Make an exact copy of all the entries below, with the pictures left out.
══ Extracted entries
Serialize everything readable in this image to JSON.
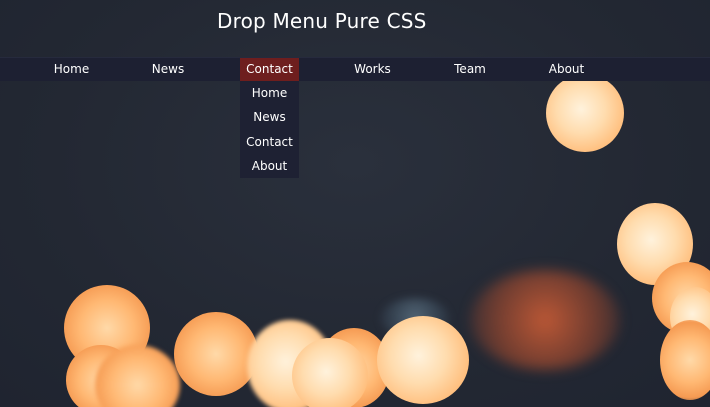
{
  "page": {
    "title": "Drop Menu Pure CSS"
  },
  "nav": {
    "items": [
      {
        "label": "Home"
      },
      {
        "label": "News"
      },
      {
        "label": "Contact",
        "active": true
      },
      {
        "label": "Works"
      },
      {
        "label": "Team"
      },
      {
        "label": "About"
      }
    ]
  },
  "dropdown": {
    "items": [
      {
        "label": "Home"
      },
      {
        "label": "News"
      },
      {
        "label": "Contact"
      },
      {
        "label": "About"
      }
    ]
  },
  "colors": {
    "background": "#252a35",
    "navbar": "#1d2032",
    "active": "#6e1e1e",
    "dropdown": "#1e2133",
    "text": "#ffffff",
    "bokeh": "#ffb873"
  }
}
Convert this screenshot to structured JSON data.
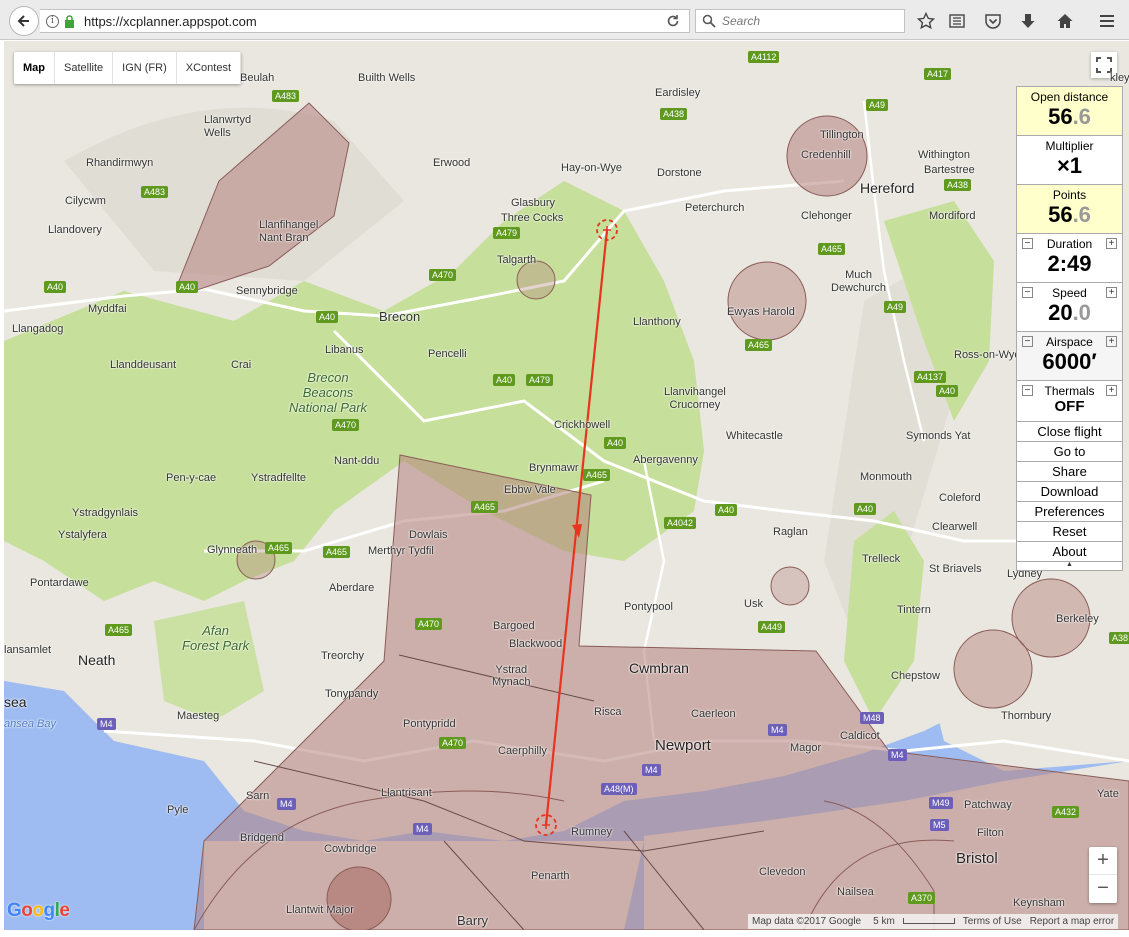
{
  "browser": {
    "url": "https://xcplanner.appspot.com",
    "search_placeholder": "Search"
  },
  "map_types": [
    "Map",
    "Satellite",
    "IGN (FR)",
    "XContest"
  ],
  "places": {
    "beulah": "Beulah",
    "builth_wells": "Builth Wells",
    "llanwrtyd_wells": "Llanwrtyd\nWells",
    "rhandirmwyn": "Rhandirmwyn",
    "cilycwm": "Cilycwm",
    "llandovery": "Llandovery",
    "myddfai": "Myddfai",
    "llangadog": "Llangadog",
    "llanddeusant": "Llanddeusant",
    "llanfihangel": "Llanfihangel\nNant Bran",
    "sennybridge": "Sennybridge",
    "brecon": "Brecon",
    "libanus": "Libanus",
    "crai": "Crai",
    "pencelli": "Pencelli",
    "erwood": "Erwood",
    "glasbury": "Glasbury",
    "three_cocks": "Three Cocks",
    "talgarth": "Talgarth",
    "hay_on_wye": "Hay-on-Wye",
    "eardisley": "Eardisley",
    "dorstone": "Dorstone",
    "peterchurch": "Peterchurch",
    "clehonger": "Clehonger",
    "hereford": "Hereford",
    "tillington": "Tillington",
    "credenhill": "Credenhill",
    "withington": "Withington",
    "bartestree": "Bartestree",
    "mordiford": "Mordiford",
    "much_dewchurch": "Much\nDewchurch",
    "ewyas_harold": "Ewyas Harold",
    "llanthony": "Llanthony",
    "llanvihangel": "Llanvihangel\nCrucorney",
    "ross_on_wye": "Ross-on-Wye",
    "whitecastle": "Whitecastle",
    "symonds_yat": "Symonds Yat",
    "crickhowell": "Crickhowell",
    "abergavenny": "Abergavenny",
    "monmouth": "Monmouth",
    "coleford": "Coleford",
    "raglan": "Raglan",
    "clearwell": "Clearwell",
    "trelleck": "Trelleck",
    "st_briavels": "St Briavels",
    "lydney": "Lydney",
    "tintern": "Tintern",
    "berkeley": "Berkeley",
    "chepstow": "Chepstow",
    "thornbury": "Thornbury",
    "usk": "Usk",
    "pontypool": "Pontypool",
    "brynmawr": "Brynmawr",
    "ebbw_vale": "Ebbw Vale",
    "dowlais": "Dowlais",
    "merthyr": "Merthyr Tydfil",
    "nant_ddu": "Nant-ddu",
    "pen_y_cae": "Pen-y-cae",
    "ystradfellte": "Ystradfellte",
    "ystradgynlais": "Ystradgynlais",
    "ystalyfera": "Ystalyfera",
    "glynneath": "Glynneath",
    "aberdare": "Aberdare",
    "pontardawe": "Pontardawe",
    "bargoed": "Bargoed",
    "blackwood": "Blackwood",
    "cwmbran": "Cwmbran",
    "ystrad_mynach": "Ystrad\nMynach",
    "treorchy": "Treorchy",
    "tonypandy": "Tonypandy",
    "neath": "Neath",
    "lansamlet": "lansamlet",
    "sea": "sea",
    "maesteg": "Maesteg",
    "pontypridd": "Pontypridd",
    "risca": "Risca",
    "caerleon": "Caerleon",
    "caldicot": "Caldicot",
    "newport": "Newport",
    "magor": "Magor",
    "caerphilly": "Caerphilly",
    "llantrisant": "Llantrisant",
    "sarn": "Sarn",
    "pyle": "Pyle",
    "bridgend": "Bridgend",
    "cowbridge": "Cowbridge",
    "rumney": "Rumney",
    "penarth": "Penarth",
    "llantwit_major": "Llantwit Major",
    "barry": "Barry",
    "clevedon": "Clevedon",
    "nailsea": "Nailsea",
    "bristol": "Bristol",
    "keynsham": "Keynsham",
    "filton": "Filton",
    "patchway": "Patchway",
    "yate": "Yate",
    "swansea_bay": "ansea Bay",
    "brecon_beacons": "Brecon\nBeacons\nNational Park",
    "afan_forest": "Afan\nForest Park",
    "kley": "kley"
  },
  "roads": {
    "a483": "A483",
    "a470": "A470",
    "a40": "A40",
    "a479": "A479",
    "a438": "A438",
    "a4112": "A4112",
    "a417": "A417",
    "a49": "A49",
    "a465": "A465",
    "a4137": "A4137",
    "a4042": "A4042",
    "a449": "A449",
    "a38": "A38",
    "m4": "M4",
    "m48": "M48",
    "a48m": "A48(M)",
    "m49": "M49",
    "m5": "M5",
    "a432": "A432",
    "a370": "A370"
  },
  "panel": {
    "open_distance": {
      "label": "Open distance",
      "int": "56",
      "dec": ".6"
    },
    "multiplier": {
      "label": "Multiplier",
      "value": "×1"
    },
    "points": {
      "label": "Points",
      "int": "56",
      "dec": ".6"
    },
    "duration": {
      "label": "Duration",
      "value": "2:49"
    },
    "speed": {
      "label": "Speed",
      "int": "20",
      "dec": ".0"
    },
    "airspace": {
      "label": "Airspace",
      "value": "6000′"
    },
    "thermals": {
      "label": "Thermals",
      "value": "OFF"
    },
    "buttons": [
      "Close flight",
      "Go to",
      "Share",
      "Download",
      "Preferences",
      "Reset",
      "About"
    ],
    "minus": "−",
    "plus": "+",
    "caret": "▲"
  },
  "map_controls": {
    "zoom_in": "+",
    "zoom_out": "−",
    "google": "Google"
  },
  "attribution": {
    "data": "Map data ©2017 Google",
    "scale": "5 km",
    "terms": "Terms of Use",
    "report": "Report a map error"
  },
  "colors": {
    "park_green": "#c6df9a",
    "airspace": "#b4817d",
    "water": "#9ebcf1",
    "route": "#e8341e"
  }
}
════
- **Written solution**:
Serialize everything readable in this image to JSON.
{
  "page": {
    "title": "Drop Menu Pure CSS"
  },
  "nav": {
    "items": [
      {
        "label": "Home"
      },
      {
        "label": "News"
      },
      {
        "label": "Contact",
        "active": true
      },
      {
        "label": "Works"
      },
      {
        "label": "Team"
      },
      {
        "label": "About"
      }
    ]
  },
  "dropdown": {
    "items": [
      {
        "label": "Home"
      },
      {
        "label": "News"
      },
      {
        "label": "Contact"
      },
      {
        "label": "About"
      }
    ]
  },
  "colors": {
    "background": "#252a35",
    "navbar": "#1d2032",
    "active": "#6e1e1e",
    "dropdown": "#1e2133",
    "text": "#ffffff",
    "bokeh": "#ffb873"
  }
}
Convert this screenshot to structured JSON data.
{
  "browser": {
    "url": "https://xcplanner.appspot.com",
    "search_placeholder": "Search"
  },
  "map_types": [
    "Map",
    "Satellite",
    "IGN (FR)",
    "XContest"
  ],
  "places": {
    "beulah": "Beulah",
    "builth_wells": "Builth Wells",
    "llanwrtyd_wells": "Llanwrtyd\nWells",
    "rhandirmwyn": "Rhandirmwyn",
    "cilycwm": "Cilycwm",
    "llandovery": "Llandovery",
    "myddfai": "Myddfai",
    "llangadog": "Llangadog",
    "llanddeusant": "Llanddeusant",
    "llanfihangel": "Llanfihangel\nNant Bran",
    "sennybridge": "Sennybridge",
    "brecon": "Brecon",
    "libanus": "Libanus",
    "crai": "Crai",
    "pencelli": "Pencelli",
    "erwood": "Erwood",
    "glasbury": "Glasbury",
    "three_cocks": "Three Cocks",
    "talgarth": "Talgarth",
    "hay_on_wye": "Hay-on-Wye",
    "eardisley": "Eardisley",
    "dorstone": "Dorstone",
    "peterchurch": "Peterchurch",
    "clehonger": "Clehonger",
    "hereford": "Hereford",
    "tillington": "Tillington",
    "credenhill": "Credenhill",
    "withington": "Withington",
    "bartestree": "Bartestree",
    "mordiford": "Mordiford",
    "much_dewchurch": "Much\nDewchurch",
    "ewyas_harold": "Ewyas Harold",
    "llanthony": "Llanthony",
    "llanvihangel": "Llanvihangel\nCrucorney",
    "ross_on_wye": "Ross-on-Wye",
    "whitecastle": "Whitecastle",
    "symonds_yat": "Symonds Yat",
    "crickhowell": "Crickhowell",
    "abergavenny": "Abergavenny",
    "monmouth": "Monmouth",
    "coleford": "Coleford",
    "raglan": "Raglan",
    "clearwell": "Clearwell",
    "trelleck": "Trelleck",
    "st_briavels": "St Briavels",
    "lydney": "Lydney",
    "tintern": "Tintern",
    "berkeley": "Berkeley",
    "chepstow": "Chepstow",
    "thornbury": "Thornbury",
    "usk": "Usk",
    "pontypool": "Pontypool",
    "brynmawr": "Brynmawr",
    "ebbw_vale": "Ebbw Vale",
    "dowlais": "Dowlais",
    "merthyr": "Merthyr Tydfil",
    "nant_ddu": "Nant-ddu",
    "pen_y_cae": "Pen-y-cae",
    "ystradfellte": "Ystradfellte",
    "ystradgynlais": "Ystradgynlais",
    "ystalyfera": "Ystalyfera",
    "glynneath": "Glynneath",
    "aberdare": "Aberdare",
    "pontardawe": "Pontardawe",
    "bargoed": "Bargoed",
    "blackwood": "Blackwood",
    "cwmbran": "Cwmbran",
    "ystrad_mynach": "Ystrad\nMynach",
    "treorchy": "Treorchy",
    "tonypandy": "Tonypandy",
    "neath": "Neath",
    "lansamlet": "lansamlet",
    "sea": "sea",
    "maesteg": "Maesteg",
    "pontypridd": "Pontypridd",
    "risca": "Risca",
    "caerleon": "Caerleon",
    "caldicot": "Caldicot",
    "newport": "Newport",
    "magor": "Magor",
    "caerphilly": "Caerphilly",
    "llantrisant": "Llantrisant",
    "sarn": "Sarn",
    "pyle": "Pyle",
    "bridgend": "Bridgend",
    "cowbridge": "Cowbridge",
    "rumney": "Rumney",
    "penarth": "Penarth",
    "llantwit_major": "Llantwit Major",
    "barry": "Barry",
    "clevedon": "Clevedon",
    "nailsea": "Nailsea",
    "bristol": "Bristol",
    "keynsham": "Keynsham",
    "filton": "Filton",
    "patchway": "Patchway",
    "yate": "Yate",
    "swansea_bay": "ansea Bay",
    "brecon_beacons": "Brecon\nBeacons\nNational Park",
    "afan_forest": "Afan\nForest Park",
    "kley": "kley"
  },
  "roads": {
    "a483": "A483",
    "a470": "A470",
    "a40": "A40",
    "a479": "A479",
    "a438": "A438",
    "a4112": "A4112",
    "a417": "A417",
    "a49": "A49",
    "a465": "A465",
    "a4137": "A4137",
    "a4042": "A4042",
    "a449": "A449",
    "a38": "A38",
    "m4": "M4",
    "m48": "M48",
    "a48m": "A48(M)",
    "m49": "M49",
    "m5": "M5",
    "a432": "A432",
    "a370": "A370"
  },
  "panel": {
    "open_distance": {
      "label": "Open distance",
      "int": "56",
      "dec": ".6"
    },
    "multiplier": {
      "label": "Multiplier",
      "value": "×1"
    },
    "points": {
      "label": "Points",
      "int": "56",
      "dec": ".6"
    },
    "duration": {
      "label": "Duration",
      "value": "2:49"
    },
    "speed": {
      "label": "Speed",
      "int": "20",
      "dec": ".0"
    },
    "airspace": {
      "label": "Airspace",
      "value": "6000′"
    },
    "thermals": {
      "label": "Thermals",
      "value": "OFF"
    },
    "buttons": [
      "Close flight",
      "Go to",
      "Share",
      "Download",
      "Preferences",
      "Reset",
      "About"
    ],
    "minus": "−",
    "plus": "+",
    "caret": "▲"
  },
  "map_controls": {
    "zoom_in": "+",
    "zoom_out": "−",
    "google": "Google"
  },
  "attribution": {
    "data": "Map data ©2017 Google",
    "scale": "5 km",
    "terms": "Terms of Use",
    "report": "Report a map error"
  },
  "colors": {
    "park_green": "#c6df9a",
    "airspace": "#b4817d",
    "water": "#9ebcf1",
    "route": "#e8341e"
  }
}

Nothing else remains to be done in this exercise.